[1] The Competition Commission of India (General) Amendment Regulations, 2018, available at <>.


Canada SC
Case BriefsForeign Courts

Supreme Court of Canada: A five-judge Bench comprising of Wagner CJ and Abella, Côté, Rowe and Martin , JJ. while hearing Crown’s appeal against the decision of Court of Appeals, ruled that in the presence of admitted incriminating evidence on record, Court’s failure to compel a witness to answer a question related to such evidence would not have a bearing on conviction of the accused.

Respondent was convicted at trial of attempting to commit murder, uttering a threat to cause death, breaking and entering a place and committing attempted murder. The trial judge had relied on a few notes found in respondent’s residence, along with other evidence, to find him guilty of these offences. However, in an appeal to the Court of Appeals, the trial court order was set aside. Hence, the instant appeal was preferred by the Crown as a matter of right.

In the trial court, the defence counsel had raised a question to a witness in an attempt to find out as to who had written the two notes found in respondent’s residence. But the witness refused to answer this question. The main submission advanced on behalf of respondent was that the trial judge had erred in the way he addressed witness’ refusal to answer a vital question, and as such his conviction was liable to be set aside.

The Supreme Court, after appreciating the materials on record, noted that since the respondent had subsequently admitted to writing most of the incriminating statements in the notes found in his residence, therefore the trial judge’s failure to take further steps to compel the witness to answer the question put to him did not have an effect on the verdict. It was a proper exercise of the trial court’s discretion in continuing with the main proceedings and leaving the issue of potential contempt proceedings, against the aforesaid witness, for being taken up later in time.

It was observed that even if one assumed that the trial judge had committed an error in his addressal of witness’ refusal to answer the question put to him, any such error did not result in a substantial wrong or miscarriage of justice, and therefore respondent’s convictions were upheld as per Section 686(1) (b)(iii) of the Criminal Code, R.S.C. 1985, c. C-46. The Crown’s appeal was allowed and respondent’s conviction was restored. [Queen v. Alex Normore, 2018 SCC OnLine Can SC 37, decided on 19-10-2018]

Canada SC
Case BriefsForeign Courts

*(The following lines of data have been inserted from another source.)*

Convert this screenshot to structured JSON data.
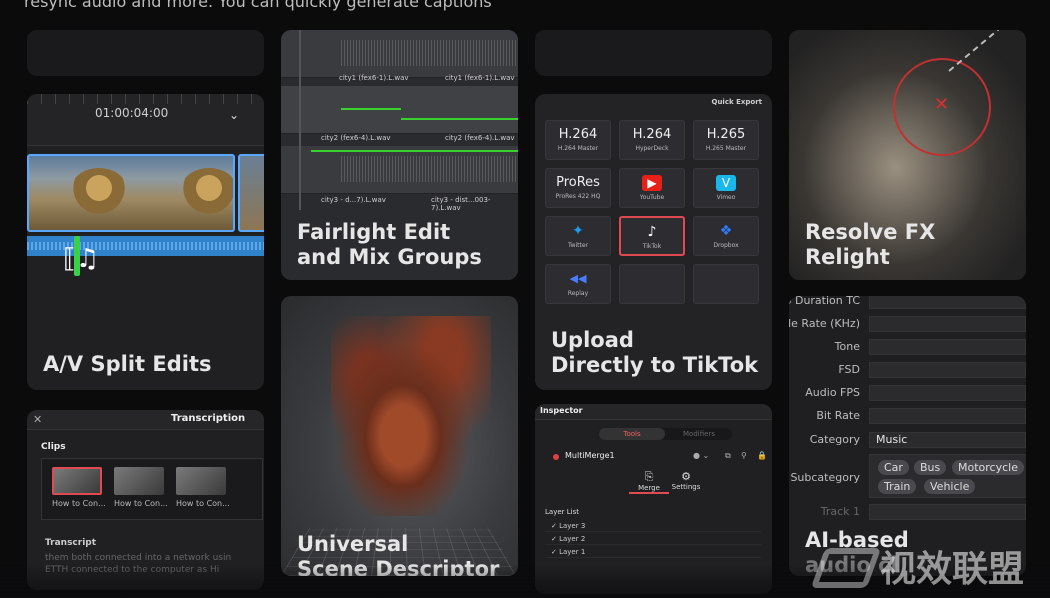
{
  "top_caption": "resync audio and more. You can quickly generate captions",
  "cards": {
    "av_split": {
      "timecode": "01:00:04:00",
      "title_line1": "A/V Split Edits"
    },
    "fairlight": {
      "tracks": [
        {
          "left_label": "city1 (fex6-1).L.wav",
          "right_label": "city1 (fex6-1).L.wav"
        },
        {
          "left_label": "city2 (fex6-4).L.wav",
          "right_label": "city2 (fex6-4).L.wav"
        },
        {
          "left_label": "city3 - d...7).L.wav",
          "right_label": "city3 - dist...003-7).L.wav"
        }
      ],
      "title_line1": "Fairlight Edit",
      "title_line2": "and Mix Groups"
    },
    "usd": {
      "title_line1": "Universal",
      "title_line2": "Scene Descriptor"
    },
    "quick_export": {
      "header": "Quick Export",
      "tiles": [
        {
          "big": "H.264",
          "small": "H.264 Master"
        },
        {
          "big": "H.264",
          "small": "HyperDeck"
        },
        {
          "big": "H.265",
          "small": "H.265 Master"
        },
        {
          "big": "ProRes",
          "small": "ProRes 422 HQ"
        },
        {
          "icon": "youtube-icon",
          "small": "YouTube",
          "color": "#e62117",
          "glyph": "▶"
        },
        {
          "icon": "vimeo-icon",
          "small": "Vimeo",
          "color": "#1ab7ea",
          "glyph": "V"
        },
        {
          "icon": "twitter-icon",
          "small": "Twitter",
          "color": "#1d9bf0",
          "glyph": "🐦"
        },
        {
          "icon": "tiktok-icon",
          "small": "TikTok",
          "color": "#222222",
          "glyph": "♪",
          "active": true
        },
        {
          "icon": "dropbox-icon",
          "small": "Dropbox",
          "color": "#0061ff",
          "glyph": "❖"
        },
        {
          "icon": "replay-icon",
          "small": "Replay",
          "color": "#3a6cff",
          "glyph": "◀◀"
        },
        {
          "small": ""
        },
        {
          "small": ""
        }
      ],
      "title_line1": "Upload",
      "title_line2": "Directly to TikTok"
    },
    "relight": {
      "title_line1": "Resolve FX",
      "title_line2": "Relight"
    },
    "metadata": {
      "rows": [
        {
          "label": "dio Duration TC",
          "value": ""
        },
        {
          "label": "mple Rate (KHz)",
          "value": ""
        },
        {
          "label": "Tone",
          "value": ""
        },
        {
          "label": "FSD",
          "value": ""
        },
        {
          "label": "Audio FPS",
          "value": ""
        },
        {
          "label": "Bit Rate",
          "value": ""
        },
        {
          "label": "Category",
          "value": "Music"
        }
      ],
      "subcategory_label": "Subcategory",
      "subcategory_tags": [
        "Car",
        "Bus",
        "Motorcycle",
        "Train",
        "Vehicle"
      ],
      "track_label": "Track 1",
      "title_line1": "AI-based",
      "title_line2": "audio cl"
    },
    "transcription": {
      "title": "Transcription",
      "clips_label": "Clips",
      "clips": [
        "How to Con...",
        "How to Con...",
        "How to Con..."
      ],
      "transcript_label": "Transcript",
      "transcript_lines": [
        "them both connected into a network usin",
        "ETTH connected to the computer as Hi"
      ]
    },
    "inspector": {
      "title": "Inspector",
      "tabs": [
        "Tools",
        "Modifiers"
      ],
      "node_name": "MultiMerge1",
      "subtabs": [
        "Merge",
        "Settings"
      ],
      "layer_list_label": "Layer List",
      "layers": [
        "Layer 3",
        "Layer 2",
        "Layer 1"
      ]
    }
  },
  "watermark": "视效联盟",
  "colors": {
    "accent_red": "#e04a53",
    "clip_blue": "#5aa7ff",
    "playhead_green": "#3ad14a"
  }
}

Supreme Court of Canada: This appeal was filed before a 5-Judge Bench comprising of Wagner, CJ. Abella, Cote, Rowe and Martin, JJ., against the judgment of the Court of Appeal of Newfoundland and Labrador.

Facts of the case were that one Mr. Normore was convicted for attempt to commit murder, uttering a threat to cause death and breaking and entering a place. His appeal against the above conviction was allowed by Court of Appeal. However, this appeal was filed by the Crown.

Supreme Court observed that trial court did not err in addressing a witness’s refusal to answer a question put to him by defence counsel. It was upon the discretion of the trial judge to take further steps in attempting to elicit an answer from the witness. Court found it proper on part of the trial judge to proceed to the main proceedings rather than using its discretion as the same was not found to have caused substantial wrong or miscarriage of justice. Therefore, the convictions were restored pursuant to Section 686(1)(b)(iii) of the Criminal Code, R.S.C. 1985, c. C-46.  [Queen v. Alex Normore, No. 37993, dated 17-10-2018]